→ **Directions for this task**
For the data below, report how many lines contain the string "JSON" and write nothing more.

::::::::::

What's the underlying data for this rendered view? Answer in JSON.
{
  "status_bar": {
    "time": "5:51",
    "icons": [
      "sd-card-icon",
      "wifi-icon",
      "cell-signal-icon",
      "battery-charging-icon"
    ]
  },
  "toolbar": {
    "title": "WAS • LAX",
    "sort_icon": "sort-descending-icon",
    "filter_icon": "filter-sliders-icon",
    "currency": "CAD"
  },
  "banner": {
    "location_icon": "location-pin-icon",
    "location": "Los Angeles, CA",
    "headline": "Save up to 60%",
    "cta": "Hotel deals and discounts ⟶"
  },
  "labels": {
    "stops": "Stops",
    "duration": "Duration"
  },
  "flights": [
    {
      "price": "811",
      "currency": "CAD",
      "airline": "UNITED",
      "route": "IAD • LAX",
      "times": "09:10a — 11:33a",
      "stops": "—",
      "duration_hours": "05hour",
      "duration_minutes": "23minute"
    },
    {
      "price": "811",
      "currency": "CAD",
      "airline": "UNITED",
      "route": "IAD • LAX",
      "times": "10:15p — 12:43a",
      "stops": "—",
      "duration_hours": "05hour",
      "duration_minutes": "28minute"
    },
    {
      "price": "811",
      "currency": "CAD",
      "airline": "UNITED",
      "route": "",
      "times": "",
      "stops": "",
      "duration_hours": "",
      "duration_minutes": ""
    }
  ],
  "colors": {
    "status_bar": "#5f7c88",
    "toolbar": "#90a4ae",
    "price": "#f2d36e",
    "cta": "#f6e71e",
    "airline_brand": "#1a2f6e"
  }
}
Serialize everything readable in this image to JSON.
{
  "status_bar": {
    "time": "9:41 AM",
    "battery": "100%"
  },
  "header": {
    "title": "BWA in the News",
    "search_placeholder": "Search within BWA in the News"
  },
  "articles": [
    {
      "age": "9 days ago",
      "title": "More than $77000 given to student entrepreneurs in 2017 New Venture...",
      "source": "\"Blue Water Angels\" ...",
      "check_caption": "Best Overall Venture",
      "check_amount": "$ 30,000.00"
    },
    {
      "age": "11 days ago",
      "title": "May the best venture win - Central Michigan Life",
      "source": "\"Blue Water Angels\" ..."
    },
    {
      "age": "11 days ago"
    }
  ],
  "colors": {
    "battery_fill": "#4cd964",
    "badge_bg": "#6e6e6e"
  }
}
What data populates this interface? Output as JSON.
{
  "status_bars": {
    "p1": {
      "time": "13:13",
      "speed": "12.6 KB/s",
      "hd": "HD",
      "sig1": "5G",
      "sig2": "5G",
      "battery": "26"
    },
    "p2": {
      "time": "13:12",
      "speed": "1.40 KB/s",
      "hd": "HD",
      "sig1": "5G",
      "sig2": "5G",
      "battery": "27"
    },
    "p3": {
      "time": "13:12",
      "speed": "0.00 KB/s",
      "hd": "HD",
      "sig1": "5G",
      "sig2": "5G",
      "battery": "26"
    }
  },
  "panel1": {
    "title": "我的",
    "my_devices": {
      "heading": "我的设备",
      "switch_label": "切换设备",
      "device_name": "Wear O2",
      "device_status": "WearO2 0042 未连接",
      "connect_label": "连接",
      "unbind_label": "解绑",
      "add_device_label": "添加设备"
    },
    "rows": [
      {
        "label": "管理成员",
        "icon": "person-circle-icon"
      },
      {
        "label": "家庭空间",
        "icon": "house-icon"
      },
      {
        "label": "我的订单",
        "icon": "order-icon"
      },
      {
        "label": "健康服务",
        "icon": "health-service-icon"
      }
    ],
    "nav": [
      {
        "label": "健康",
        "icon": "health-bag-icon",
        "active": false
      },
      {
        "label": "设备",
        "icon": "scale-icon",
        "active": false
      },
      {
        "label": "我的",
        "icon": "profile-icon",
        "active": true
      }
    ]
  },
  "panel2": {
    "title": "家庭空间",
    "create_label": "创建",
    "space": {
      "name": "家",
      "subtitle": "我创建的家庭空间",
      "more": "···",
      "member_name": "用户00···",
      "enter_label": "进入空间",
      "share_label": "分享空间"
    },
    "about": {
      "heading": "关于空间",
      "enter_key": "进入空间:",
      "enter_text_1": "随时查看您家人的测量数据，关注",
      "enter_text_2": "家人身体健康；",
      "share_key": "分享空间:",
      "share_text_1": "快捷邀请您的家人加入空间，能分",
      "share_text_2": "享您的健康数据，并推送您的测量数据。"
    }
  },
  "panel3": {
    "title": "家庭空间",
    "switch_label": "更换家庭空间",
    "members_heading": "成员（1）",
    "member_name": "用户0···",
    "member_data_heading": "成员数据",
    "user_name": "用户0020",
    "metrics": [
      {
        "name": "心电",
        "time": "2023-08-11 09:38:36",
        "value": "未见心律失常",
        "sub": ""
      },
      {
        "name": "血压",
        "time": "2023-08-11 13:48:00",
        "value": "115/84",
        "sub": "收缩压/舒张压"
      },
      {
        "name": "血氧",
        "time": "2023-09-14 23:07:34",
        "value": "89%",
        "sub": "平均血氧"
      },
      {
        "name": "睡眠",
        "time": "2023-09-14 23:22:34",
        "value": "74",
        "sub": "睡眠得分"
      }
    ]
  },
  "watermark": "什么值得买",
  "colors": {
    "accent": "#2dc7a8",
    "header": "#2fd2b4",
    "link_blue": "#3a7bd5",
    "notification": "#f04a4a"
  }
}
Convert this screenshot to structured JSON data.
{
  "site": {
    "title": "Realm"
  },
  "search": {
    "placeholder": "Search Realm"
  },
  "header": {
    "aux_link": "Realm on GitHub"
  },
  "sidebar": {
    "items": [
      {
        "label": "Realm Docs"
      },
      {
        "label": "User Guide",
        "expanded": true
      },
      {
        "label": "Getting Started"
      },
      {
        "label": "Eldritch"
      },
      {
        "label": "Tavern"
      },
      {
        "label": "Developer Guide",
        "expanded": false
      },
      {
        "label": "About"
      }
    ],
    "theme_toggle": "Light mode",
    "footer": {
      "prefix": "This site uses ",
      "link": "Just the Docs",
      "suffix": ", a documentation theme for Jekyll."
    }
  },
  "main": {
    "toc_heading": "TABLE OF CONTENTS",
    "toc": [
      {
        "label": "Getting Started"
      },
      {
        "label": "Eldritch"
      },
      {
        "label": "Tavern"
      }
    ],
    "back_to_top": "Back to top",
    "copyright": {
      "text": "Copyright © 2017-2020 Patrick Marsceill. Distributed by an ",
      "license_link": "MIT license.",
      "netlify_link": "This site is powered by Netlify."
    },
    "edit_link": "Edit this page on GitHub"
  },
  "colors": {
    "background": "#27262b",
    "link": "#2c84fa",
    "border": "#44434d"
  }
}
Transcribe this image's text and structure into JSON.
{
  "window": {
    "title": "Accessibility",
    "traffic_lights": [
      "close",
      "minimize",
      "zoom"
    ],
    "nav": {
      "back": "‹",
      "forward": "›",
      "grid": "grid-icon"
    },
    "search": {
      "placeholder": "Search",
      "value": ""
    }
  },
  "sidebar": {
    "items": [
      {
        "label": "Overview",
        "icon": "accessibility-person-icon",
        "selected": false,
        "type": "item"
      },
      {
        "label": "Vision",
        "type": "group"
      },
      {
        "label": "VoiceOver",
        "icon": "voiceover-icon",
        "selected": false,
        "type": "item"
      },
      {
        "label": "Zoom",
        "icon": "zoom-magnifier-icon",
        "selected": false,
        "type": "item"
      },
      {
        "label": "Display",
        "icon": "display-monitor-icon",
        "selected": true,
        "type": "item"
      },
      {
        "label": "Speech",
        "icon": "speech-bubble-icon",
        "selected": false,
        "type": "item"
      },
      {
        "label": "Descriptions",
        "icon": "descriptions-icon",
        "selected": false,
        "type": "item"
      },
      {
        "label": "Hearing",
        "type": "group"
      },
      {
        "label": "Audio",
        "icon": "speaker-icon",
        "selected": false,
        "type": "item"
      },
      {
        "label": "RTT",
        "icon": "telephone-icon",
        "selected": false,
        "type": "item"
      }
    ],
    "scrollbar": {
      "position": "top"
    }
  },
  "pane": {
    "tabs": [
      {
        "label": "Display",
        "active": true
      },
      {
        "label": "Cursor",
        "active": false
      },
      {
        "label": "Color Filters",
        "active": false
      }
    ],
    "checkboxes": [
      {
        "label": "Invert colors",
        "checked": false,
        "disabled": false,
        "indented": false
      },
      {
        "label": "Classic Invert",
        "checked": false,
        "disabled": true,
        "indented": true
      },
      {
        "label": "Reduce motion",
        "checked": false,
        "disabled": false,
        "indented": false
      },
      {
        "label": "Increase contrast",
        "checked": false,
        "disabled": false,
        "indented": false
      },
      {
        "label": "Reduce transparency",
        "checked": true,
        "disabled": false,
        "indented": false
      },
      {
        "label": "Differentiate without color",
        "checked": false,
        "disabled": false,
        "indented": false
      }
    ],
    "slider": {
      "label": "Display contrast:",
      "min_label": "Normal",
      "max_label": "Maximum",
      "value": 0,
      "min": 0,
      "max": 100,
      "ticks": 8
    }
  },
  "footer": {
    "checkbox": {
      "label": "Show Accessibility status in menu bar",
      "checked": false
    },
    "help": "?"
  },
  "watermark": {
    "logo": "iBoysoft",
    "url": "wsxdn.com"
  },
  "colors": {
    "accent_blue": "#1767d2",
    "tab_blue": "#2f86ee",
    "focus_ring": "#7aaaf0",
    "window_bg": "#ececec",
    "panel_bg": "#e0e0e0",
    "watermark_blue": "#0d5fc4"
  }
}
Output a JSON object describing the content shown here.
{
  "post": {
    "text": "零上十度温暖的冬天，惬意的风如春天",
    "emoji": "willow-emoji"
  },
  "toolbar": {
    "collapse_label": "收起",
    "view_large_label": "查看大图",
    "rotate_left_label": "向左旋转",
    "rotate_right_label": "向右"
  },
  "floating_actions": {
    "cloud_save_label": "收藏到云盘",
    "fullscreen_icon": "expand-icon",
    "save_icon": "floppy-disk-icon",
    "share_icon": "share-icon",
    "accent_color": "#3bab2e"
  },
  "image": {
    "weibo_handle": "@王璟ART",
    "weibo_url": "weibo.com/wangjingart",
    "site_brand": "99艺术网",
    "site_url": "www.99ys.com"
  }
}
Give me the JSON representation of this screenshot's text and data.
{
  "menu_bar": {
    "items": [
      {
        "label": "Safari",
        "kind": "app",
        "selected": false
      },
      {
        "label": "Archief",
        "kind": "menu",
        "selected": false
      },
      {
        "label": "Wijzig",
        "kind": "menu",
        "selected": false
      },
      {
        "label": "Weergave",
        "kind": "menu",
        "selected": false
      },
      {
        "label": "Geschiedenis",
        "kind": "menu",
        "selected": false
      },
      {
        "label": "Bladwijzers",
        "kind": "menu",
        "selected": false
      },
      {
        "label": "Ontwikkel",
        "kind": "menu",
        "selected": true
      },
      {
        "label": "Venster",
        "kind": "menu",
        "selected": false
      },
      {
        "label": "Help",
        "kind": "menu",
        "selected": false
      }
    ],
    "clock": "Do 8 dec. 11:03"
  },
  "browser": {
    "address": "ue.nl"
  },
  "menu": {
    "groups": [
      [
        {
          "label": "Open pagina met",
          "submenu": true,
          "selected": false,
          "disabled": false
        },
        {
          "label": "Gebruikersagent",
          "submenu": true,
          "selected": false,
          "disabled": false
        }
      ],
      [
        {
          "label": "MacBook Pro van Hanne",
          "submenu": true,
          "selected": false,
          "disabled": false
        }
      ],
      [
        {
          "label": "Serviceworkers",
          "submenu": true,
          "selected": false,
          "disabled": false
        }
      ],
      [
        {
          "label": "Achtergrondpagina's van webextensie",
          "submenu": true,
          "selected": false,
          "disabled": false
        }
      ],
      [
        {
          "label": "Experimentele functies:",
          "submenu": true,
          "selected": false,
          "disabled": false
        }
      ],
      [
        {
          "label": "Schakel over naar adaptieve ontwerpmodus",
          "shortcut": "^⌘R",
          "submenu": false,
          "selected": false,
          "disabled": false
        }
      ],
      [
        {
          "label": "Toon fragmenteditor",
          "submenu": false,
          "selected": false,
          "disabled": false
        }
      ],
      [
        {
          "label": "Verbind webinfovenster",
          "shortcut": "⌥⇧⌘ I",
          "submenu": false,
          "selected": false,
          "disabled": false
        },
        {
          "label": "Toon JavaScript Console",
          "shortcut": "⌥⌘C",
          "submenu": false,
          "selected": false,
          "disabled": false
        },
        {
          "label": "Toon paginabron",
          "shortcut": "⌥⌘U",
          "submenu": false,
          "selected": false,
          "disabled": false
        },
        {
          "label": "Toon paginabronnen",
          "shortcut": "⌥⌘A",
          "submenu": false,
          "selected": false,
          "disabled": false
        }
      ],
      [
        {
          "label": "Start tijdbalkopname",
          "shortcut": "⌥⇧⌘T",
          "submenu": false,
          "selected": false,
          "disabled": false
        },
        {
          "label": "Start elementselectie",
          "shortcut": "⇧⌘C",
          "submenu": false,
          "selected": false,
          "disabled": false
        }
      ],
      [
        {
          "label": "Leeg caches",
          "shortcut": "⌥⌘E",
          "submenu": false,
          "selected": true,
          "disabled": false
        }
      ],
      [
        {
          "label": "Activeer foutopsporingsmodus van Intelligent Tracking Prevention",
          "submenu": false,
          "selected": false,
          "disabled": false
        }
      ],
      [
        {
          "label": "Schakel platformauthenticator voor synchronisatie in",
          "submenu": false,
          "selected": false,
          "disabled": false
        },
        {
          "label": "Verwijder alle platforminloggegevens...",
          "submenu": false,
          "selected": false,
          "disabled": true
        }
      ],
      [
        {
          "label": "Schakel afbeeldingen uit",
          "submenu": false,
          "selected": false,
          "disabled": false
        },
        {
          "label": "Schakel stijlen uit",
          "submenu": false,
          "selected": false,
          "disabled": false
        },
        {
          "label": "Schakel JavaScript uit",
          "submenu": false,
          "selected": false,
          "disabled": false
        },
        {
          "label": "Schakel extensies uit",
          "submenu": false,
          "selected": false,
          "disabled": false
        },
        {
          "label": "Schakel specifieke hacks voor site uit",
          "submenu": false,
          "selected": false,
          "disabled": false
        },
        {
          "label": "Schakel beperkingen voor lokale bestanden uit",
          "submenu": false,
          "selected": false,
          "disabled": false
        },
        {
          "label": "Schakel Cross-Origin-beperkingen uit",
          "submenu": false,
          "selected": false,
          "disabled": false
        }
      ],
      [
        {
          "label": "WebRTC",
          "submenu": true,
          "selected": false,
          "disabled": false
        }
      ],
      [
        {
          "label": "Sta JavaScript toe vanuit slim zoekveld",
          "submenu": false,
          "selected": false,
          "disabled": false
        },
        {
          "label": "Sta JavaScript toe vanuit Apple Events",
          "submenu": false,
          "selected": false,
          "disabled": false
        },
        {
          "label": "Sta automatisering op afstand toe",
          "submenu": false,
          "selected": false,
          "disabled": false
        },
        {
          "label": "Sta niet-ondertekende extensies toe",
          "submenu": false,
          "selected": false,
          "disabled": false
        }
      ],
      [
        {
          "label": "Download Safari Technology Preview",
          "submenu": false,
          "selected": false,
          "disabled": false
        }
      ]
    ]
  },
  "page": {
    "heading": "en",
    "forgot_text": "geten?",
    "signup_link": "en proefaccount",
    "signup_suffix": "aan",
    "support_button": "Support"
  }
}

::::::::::

→ **Task answer**
7